== Segment start ==

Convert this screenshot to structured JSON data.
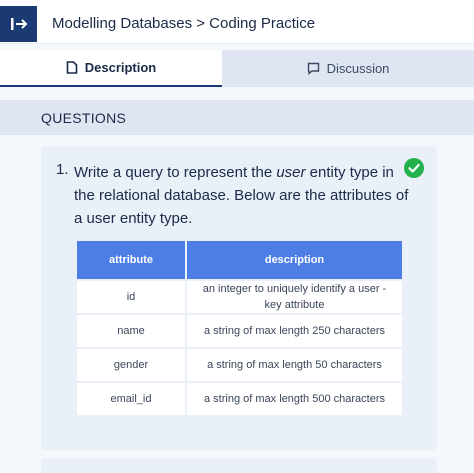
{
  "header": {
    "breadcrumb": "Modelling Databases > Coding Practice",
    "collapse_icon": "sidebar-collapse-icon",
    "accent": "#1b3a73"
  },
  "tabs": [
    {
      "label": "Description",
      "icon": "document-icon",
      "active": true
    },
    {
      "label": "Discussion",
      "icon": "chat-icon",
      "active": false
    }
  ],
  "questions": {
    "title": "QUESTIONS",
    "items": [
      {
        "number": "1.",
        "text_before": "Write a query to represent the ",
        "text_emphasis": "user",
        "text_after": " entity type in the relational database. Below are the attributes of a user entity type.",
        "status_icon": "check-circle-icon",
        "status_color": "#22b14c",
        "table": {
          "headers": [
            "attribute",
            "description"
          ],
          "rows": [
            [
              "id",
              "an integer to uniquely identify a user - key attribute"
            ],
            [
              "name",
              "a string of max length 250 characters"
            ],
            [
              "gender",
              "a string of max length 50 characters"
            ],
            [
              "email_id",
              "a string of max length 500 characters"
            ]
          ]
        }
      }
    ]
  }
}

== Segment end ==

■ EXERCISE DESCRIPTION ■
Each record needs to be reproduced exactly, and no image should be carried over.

■ WORKED SOLUTION ■
Convert this screenshot to structured JSON data.
{
  "header": {
    "breadcrumb": "Modelling Databases > Coding Practice",
    "collapse_icon": "sidebar-collapse-icon",
    "accent": "#1b3a73"
  },
  "tabs": [
    {
      "label": "Description",
      "icon": "document-icon",
      "active": true
    },
    {
      "label": "Discussion",
      "icon": "chat-icon",
      "active": false
    }
  ],
  "questions": {
    "title": "QUESTIONS",
    "items": [
      {
        "number": "1.",
        "text_before": "Write a query to represent the ",
        "text_emphasis": "user",
        "text_after": " entity type in the relational database. Below are the attributes of a user entity type.",
        "status_icon": "check-circle-icon",
        "status_color": "#22b14c",
        "table": {
          "headers": [
            "attribute",
            "description"
          ],
          "rows": [
            [
              "id",
              "an integer to uniquely identify a user - key attribute"
            ],
            [
              "name",
              "a string of max length 250 characters"
            ],
            [
              "gender",
              "a string of max length 50 characters"
            ],
            [
              "email_id",
              "a string of max length 500 characters"
            ]
          ]
        }
      }
    ]
  }
}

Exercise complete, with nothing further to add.